Citing PatentFiling datePublication dateApplicantTitle
US3436736 *Sep 22, 1966Apr 1, 1969Remington Arms Co IncAutomatic data processing unit
US3503493 *Jan 8, 1968Mar 31, 1970Hoffmann La RocheMedicament packaging device
US3614396 *Jun 20, 1969Oct 19, 1971Gloeilampenfabriek Radium NvRegistration record and method for reading it
US3907110 *Jul 20, 1973Sep 23, 1975Agfa Gevaert AgArrangement for identifying customer films and evaluating means therefor
US3945494 *Dec 5, 1973Mar 23, 1976Agfa-Gevaert AgCarrier for film cartridges or the like
US4023678 *Dec 29, 1975May 17, 1977Fiedler Dolores EPackage and identification record for an intrauterine device
US4454413 *Feb 19, 1982Jun 12, 1984Precision Monolithics, Inc.Apparatus for tracking integrated circuit devices
US4485926 *Aug 17, 1982Dec 4, 1984Container Corporation Of AmericaTwin carton package with removable portions
US4850488 *Mar 17, 1987Jul 25, 1989Humbert Bernard M MBlister pack for presentation of an article having opto-electronic information thereon
US5029705 *Sep 8, 1989Jul 9, 1991Schmidt-Conner Joint Venture GroupSelectively configurable package for retaining separated items
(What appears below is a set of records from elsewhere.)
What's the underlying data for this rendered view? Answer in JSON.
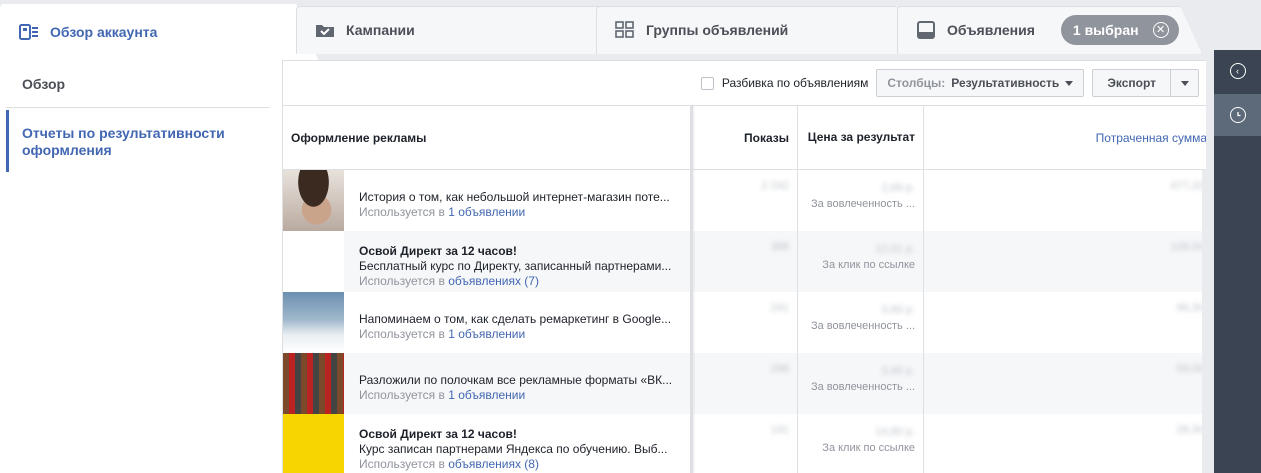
{
  "tabs": [
    {
      "label": "Обзор аккаунта",
      "icon": "account-overview-icon"
    },
    {
      "label": "Кампании",
      "icon": "folder-check-icon"
    },
    {
      "label": "Группы объявлений",
      "icon": "grid-icon"
    },
    {
      "label": "Объявления",
      "icon": "ad-icon"
    }
  ],
  "selected_badge": "1 выбран",
  "nav": {
    "overview": "Обзор",
    "reports": "Отчеты по результативности оформления"
  },
  "toolbar": {
    "breakdown_label": "Разбивка по объявлениям",
    "columns_prefix": "Столбцы:",
    "columns_value": "Результативность",
    "export_label": "Экспорт"
  },
  "table": {
    "headers": {
      "creative": "Оформление рекламы",
      "shows": "Показы",
      "price": "Цена за результат",
      "spent": "Потраченная сумма"
    },
    "rows": [
      {
        "title": "",
        "body": "История о том, как небольшой интернет-магазин поте...",
        "used_prefix": "Используется в",
        "used_link": "1 объявлении",
        "shows": "2 242",
        "price": "2,69 р.",
        "price_sub": "За вовлеченность ...",
        "spent": "477,20"
      },
      {
        "title": "Освой Директ за 12 часов!",
        "body": "Бесплатный курс по Директу, записанный партнерами...",
        "used_prefix": "Используется в",
        "used_link": "объявлениях (7)",
        "shows": "388",
        "price": "12,01 р.",
        "price_sub": "За клик по ссылке",
        "spent": "108,00"
      },
      {
        "title": "",
        "body": "Напоминаем о том, как сделать ремаркетинг в Google...",
        "used_prefix": "Используется в",
        "used_link": "1 объявлении",
        "shows": "241",
        "price": "3,89 р.",
        "price_sub": "За вовлеченность ...",
        "spent": "96,30"
      },
      {
        "title": "",
        "body": "Разложили по полочкам все рекламные форматы «ВК...",
        "used_prefix": "Используется в",
        "used_link": "1 объявлении",
        "shows": "298",
        "price": "3,45 р.",
        "price_sub": "За вовлеченность ...",
        "spent": "59,00"
      },
      {
        "title": "Освой Директ за 12 часов!",
        "body": "Курс записан партнерами Яндекса по обучению. Выб...",
        "used_prefix": "Используется в",
        "used_link": "объявлениях (8)",
        "shows": "141",
        "price": "14,80 р.",
        "price_sub": "За клик по ссылке",
        "spent": "28,30"
      }
    ]
  },
  "colors": {
    "accent": "#4267b2",
    "sidebar_dark": "#3a4452",
    "badge": "#90949c"
  }
}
US5377836 *Oct 4, 1993Jan 3, 1995United Industrial Trading CorporationBlister card display package
US5603408 *Aug 28, 1995Feb 18, 1997Santa's BestInsert for blister package
US5908208 *Jul 26, 1996Jun 1, 1999Promex Medical Inc.Combination sample dispenser and order form device
US6968951 *Mar 1, 2002Nov 29, 2005Nokia CorporationPackaging
US7213709 *Jul 20, 2004May 8, 2007Colgate-Palmolive CompanyEasy open package
US7506761Feb 24, 2006Mar 24, 2009Navajo Manufacturing Company, Inc.Drug display card
EP2578199A1 *Mar 25, 2011Apr 10, 2013Onedose Pharma, S.L.Envelope for single drug dose
WO2011151492A1 *Mar 25, 2011Dec 8, 2011Onedose Pharma, S.L.Envelope for single drug dose
U.S. Classification206/459.5, 235/487, 206/461, D24/226, 235/489
International ClassificationA61J7/00
Cooperative ClassificationA61J7/0076
European ClassificationA61J7/00F